Who can be a friend of Putin?

Putin and his friend?
Reuters

Welcome to today’s Motherland Russia blog! It is time to analyze Putin’s relationships with other states and their leaders. If we try to study the causes for cooperation or clashes among countries, the line between two main factors becomes blurry: on the one hand, we have the historical friendship said states have had and on the other hand, we have the animosity their current leaders show. It is obvious that Putin’s relationship with different world leaders has an important impact on Russia’s foreign policy. What might not be so clear are the causes leading to the actions that Putin takes towards another state or vice versa. We will blame it on Ideology.

First, it is necessary to have some basic knowledge of Russian politics.

United Russia is the biggest party, and has constituted the majority of the Duma since 2007. Their de facto leader is, of course, Vladimir Putin, who rules following what it is known as Russian Conservatism.

As part of this conservative ideology, strong and well-established institutions become a key factor for the success of the state. Consequently, it is not surprising that United Russia preaches for the Government’s intervention in the economy and opposes in all ways possible to the effects of globalization and economic liberalism (although there is a maximum to which this ideal can be pushed, since Russia’s economy is highly dependent on its natural resources’ trade, among other assets).
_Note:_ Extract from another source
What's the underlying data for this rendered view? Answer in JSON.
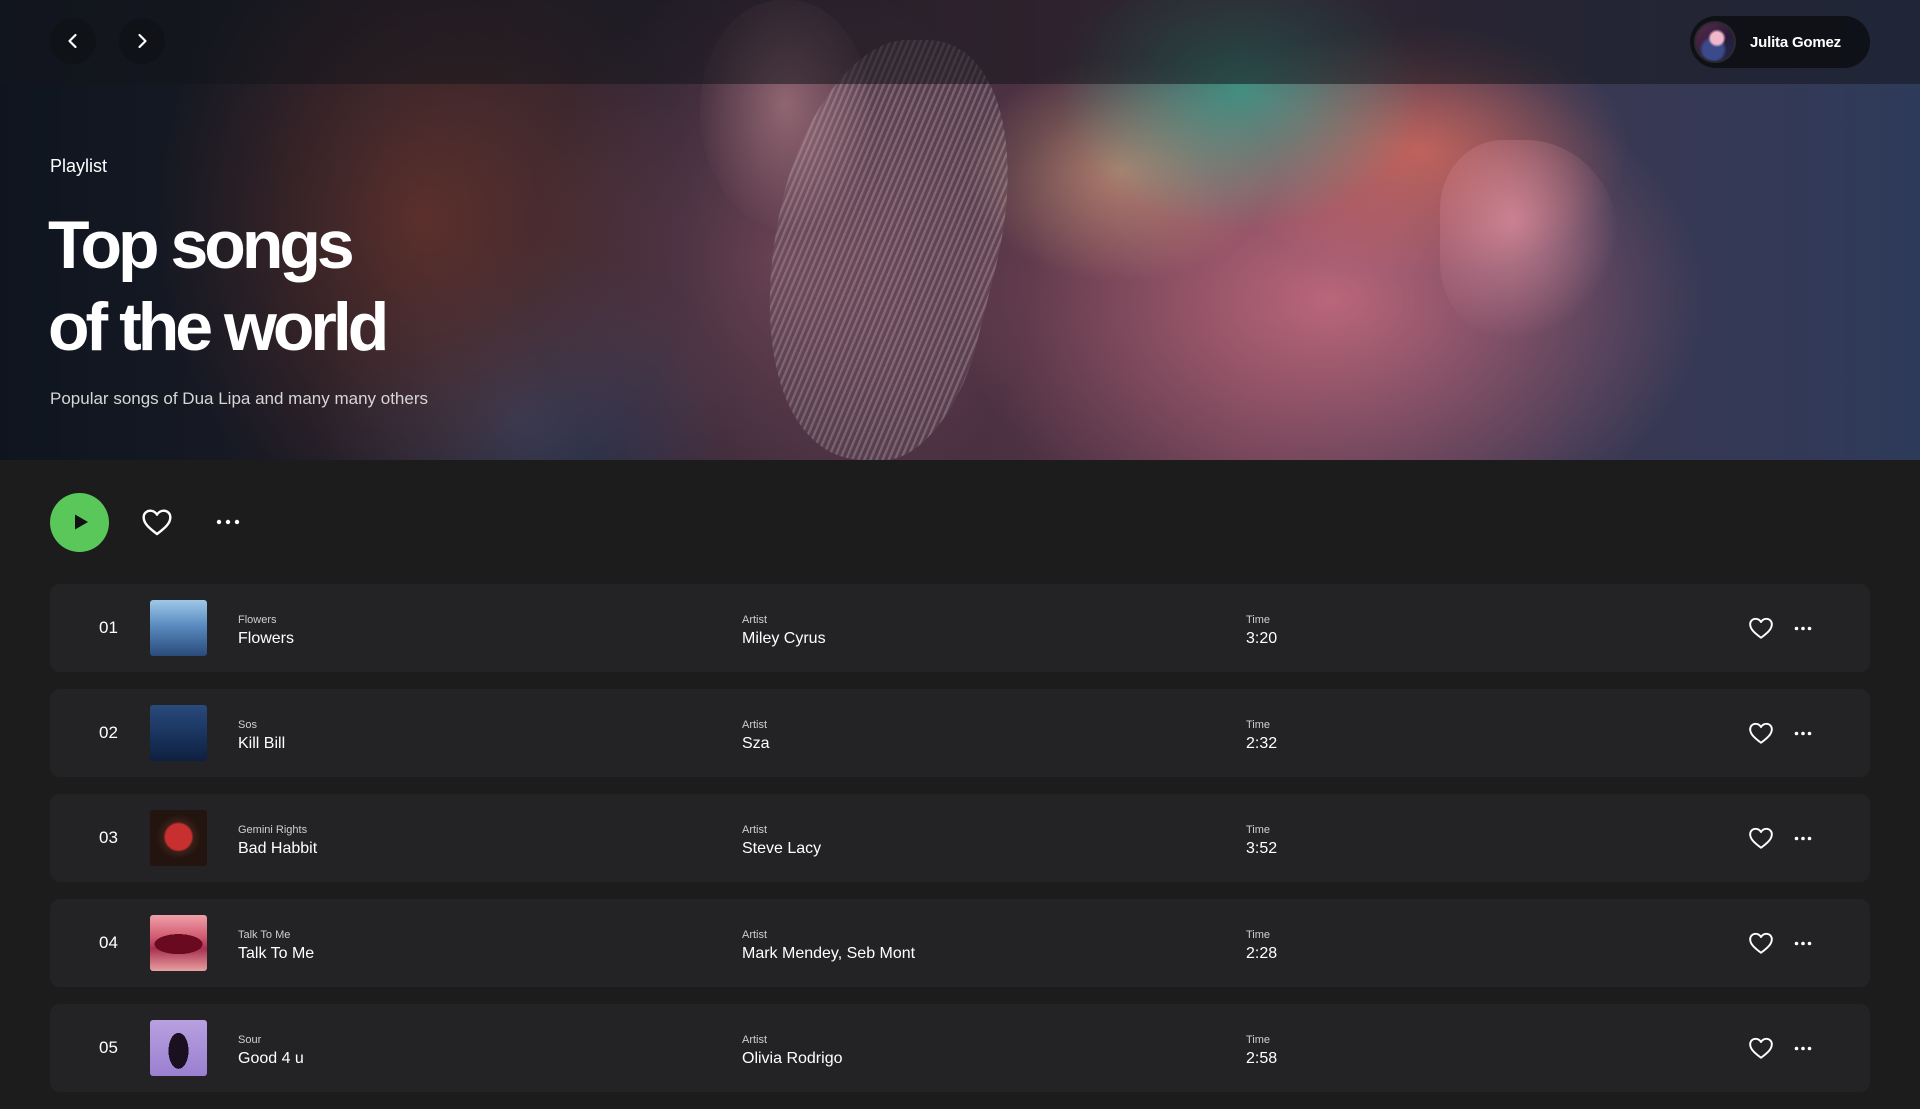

Nevertheless, today, the Russian system does incorporate elements of free trade and privatization, which did not happen under the old Communist system. Thus, even though many elements of a past ideology and a past era are present, Russia has undergone severe changes in its system after the Cold War

Is Russia more compatible with liberal capitalist Western states and their leaders?

Now that we know Russia is not a communist system per se, is the country more compatible with liberal capitalist Western states and their leaders? Again, the answer is: not really.

If we examine this point from a foreign policy perspective, it is not truly difficult to realize that relations between the West and Russia are still pretty tense. We could attribute this situation to the leftovers of centuries of fighting with Europe, or to the culmination of Russia’s deviation from the West through the Cold War. But the truth is that everything comes back to ideology and to Putin’s nationalist discourse, which attempts to convince the citizenship that the Russian Federation can be as influential as its Empire once was. 

Comparing it to the US, not even the most Republican of all Republicans will have the impact, population-wise, that the conservative ideology of the post-Communist era has had. America will still be the cradle for capitalism, liberalism and political freedoms; meanwhile, the Kremlin is more than happy to portray the opposite image. Territorial disputes, with Georgia or Ukraine as the best examples, are a consequence of Russia’s nationalism. And nationalism is a core characteristic of the government’s ideology so… antagonism between Europe or NATO and Russia is not likely to disappear anytime soon.

In any case, why would Putin need any of the Western countries as allies?

Putin has found plenty of friends in the emerging world. It is true, while Putin and his government ought to remain respectful towards the West in order to preserve their trade agreements, the main goal is to gain influence in the rest of the globe. Great examples of these friendships are mostly seen on how supportive the Russian Federation is towards authoritarian regimes. Some of the most recent examples? Venezuela or Syria make it to the top. In these cases, we see how Putin has openly supported the legitimacy of both Maduro and Assad, basing his claims on International Law.

The Pew Research Center has gathered international public opinion data on Russia, and the findings coincide with the above information. Among the most favourable countries, we can find Vietnam or South Korea, but also some African states.

China? The information is mixed. While there has been an increase of friendly relations between both countries, especially in the form of trade and military ties, in the end, they are competing for the position as the new world’s hegemon. The Sino-Russian relationship, while still threatening to the West, has a lot of issues to overcome, especially the struggle for power in Asia.

As you can see, Russia’s foreign policy is anything but simple. Putin’s opinions on other leaders have a lot of influence in the decisions the Russian government will take (visible when analyzing the ties he has built with the countries previously mentioned), but the way the system has been built has a big role to play. Nonetheless, the system is, indeed, a reflection of Putin’s personal ideology. As a result, drawing the line between history and current ideological reasons becomes almost impossible (particularly in countries with controlled citizen freedoms… hey there Russia).

Elvira Bermúdez Fernández

General Coordination-Internal